- **RECORDS SHOWN**:
* * *

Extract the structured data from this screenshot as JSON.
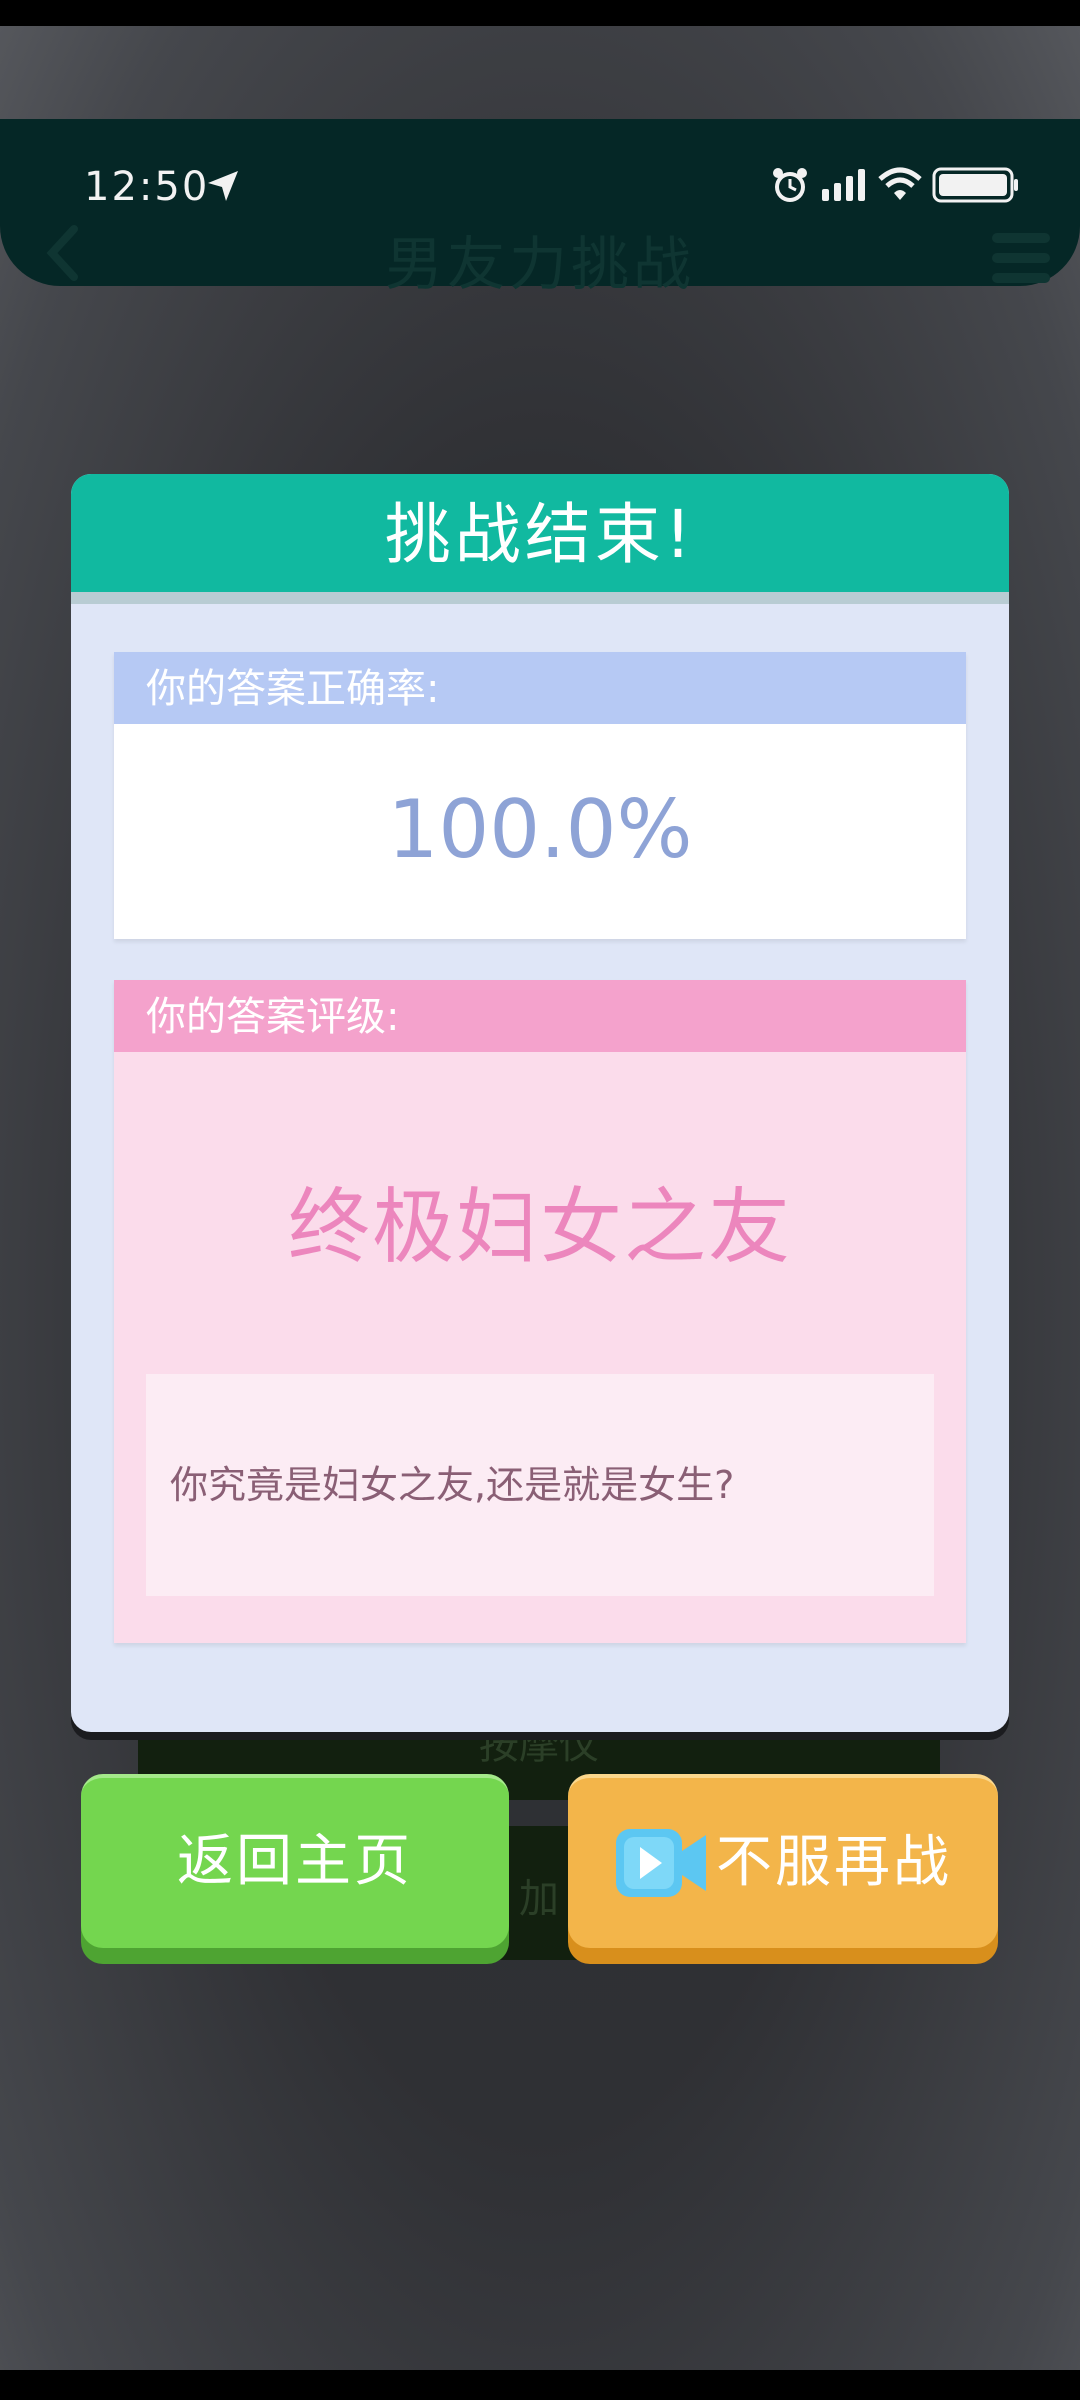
{
  "status_bar": {
    "time": "12:50",
    "location_icon": "location-arrow-icon",
    "right_icons": [
      "alarm-icon",
      "signal-icon",
      "wifi-icon",
      "battery-icon"
    ]
  },
  "header": {
    "title": "男友力挑战",
    "back_icon": "chevron-left-icon",
    "menu_icon": "menu-icon"
  },
  "background_panels": {
    "panel1_label": "按摩仪",
    "panel2_label": "加"
  },
  "dialog": {
    "title": "挑战结束!",
    "accuracy": {
      "label": "你的答案正确率:",
      "value": "100.0%"
    },
    "rating": {
      "label": "你的答案评级:",
      "title": "终极妇女之友",
      "description": "你究竟是妇女之友,还是就是女生?"
    }
  },
  "buttons": {
    "home": "返回主页",
    "retry": "不服再战",
    "retry_icon": "video-camera-icon"
  },
  "colors": {
    "header_bg": "#052726",
    "dialog_head": "#11b9a0",
    "accuracy_label": "#b6c9f4",
    "rating_label": "#f4a2cc",
    "home_button": "#74d64f",
    "retry_button": "#f3b54a"
  }
}
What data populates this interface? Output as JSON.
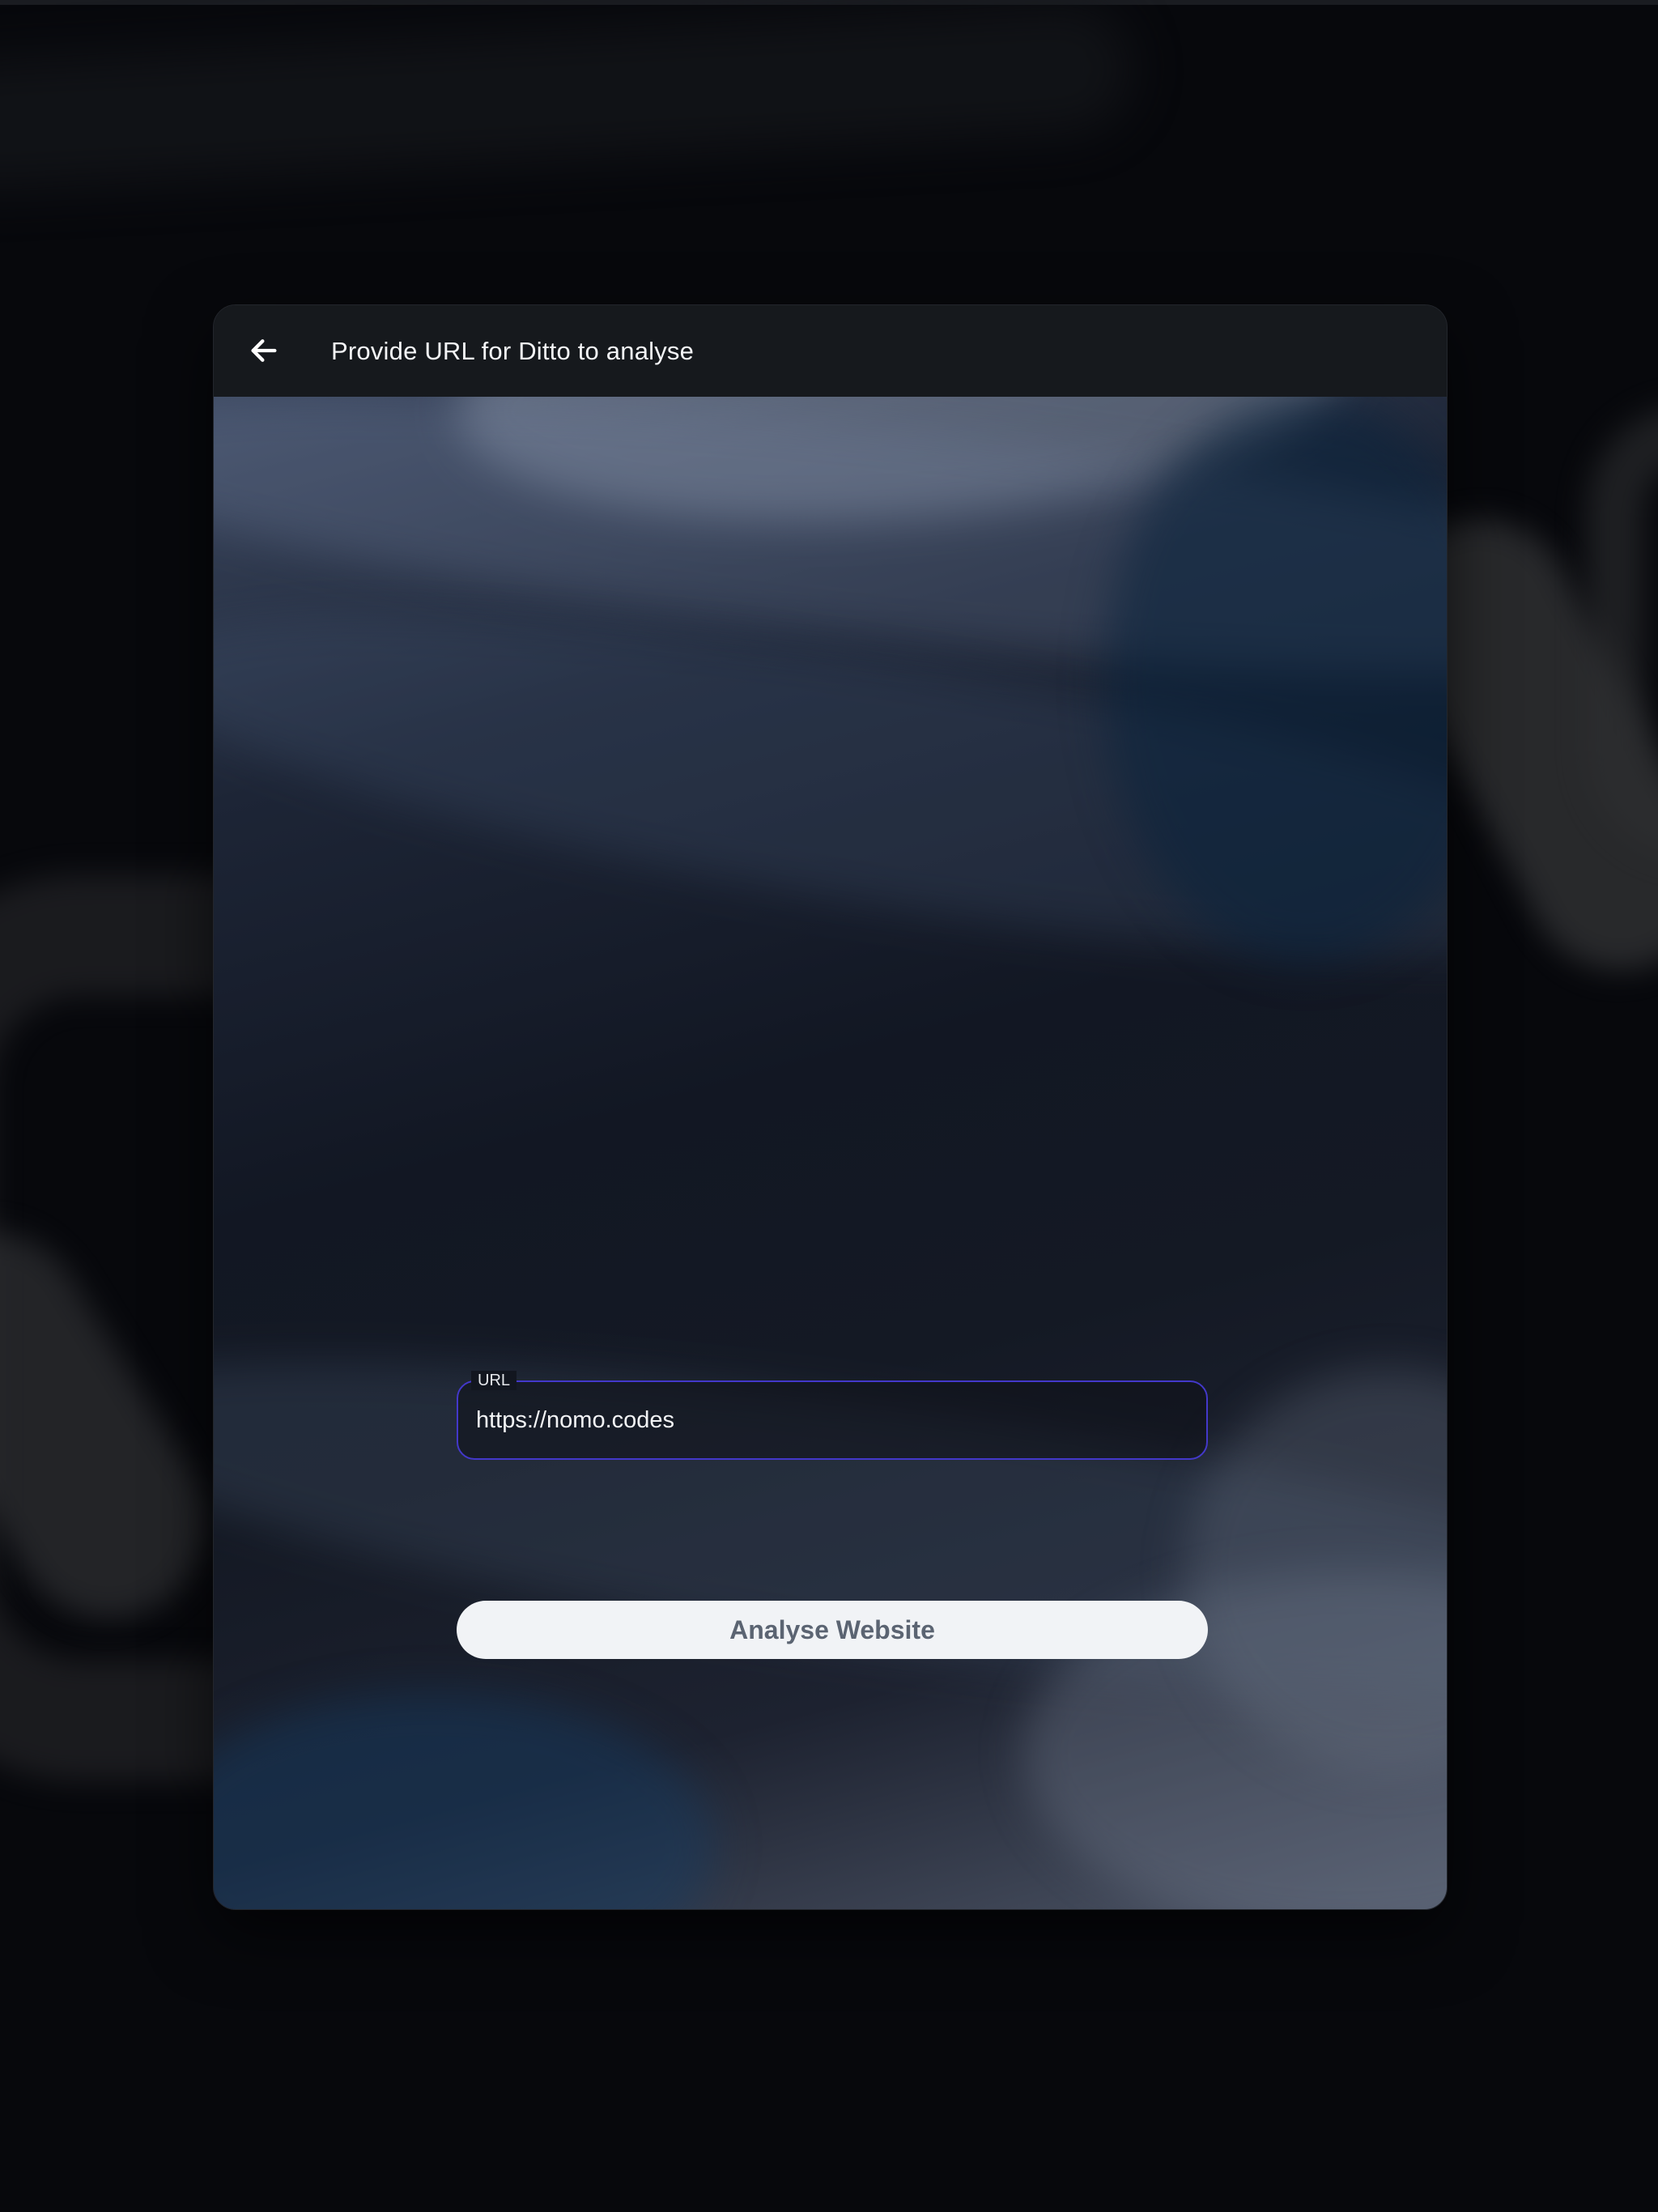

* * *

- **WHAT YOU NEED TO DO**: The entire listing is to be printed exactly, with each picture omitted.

- **YOUR RESPONSE**:
Extract the structured data from this screenshot as JSON.
{
  "status_bar": {
    "time": "12:50",
    "location_icon": "location-arrow-icon",
    "right_icons": [
      "alarm-icon",
      "signal-icon",
      "wifi-icon",
      "battery-icon"
    ]
  },
  "header": {
    "title": "男友力挑战",
    "back_icon": "chevron-left-icon",
    "menu_icon": "menu-icon"
  },
  "background_panels": {
    "panel1_label": "按摩仪",
    "panel2_label": "加"
  },
  "dialog": {
    "title": "挑战结束!",
    "accuracy": {
      "label": "你的答案正确率:",
      "value": "100.0%"
    },
    "rating": {
      "label": "你的答案评级:",
      "title": "终极妇女之友",
      "description": "你究竟是妇女之友,还是就是女生?"
    }
  },
  "buttons": {
    "home": "返回主页",
    "retry": "不服再战",
    "retry_icon": "video-camera-icon"
  },
  "colors": {
    "header_bg": "#052726",
    "dialog_head": "#11b9a0",
    "accuracy_label": "#b6c9f4",
    "rating_label": "#f4a2cc",
    "home_button": "#74d64f",
    "retry_button": "#f3b54a"
  }
}
What data populates this interface? Output as JSON.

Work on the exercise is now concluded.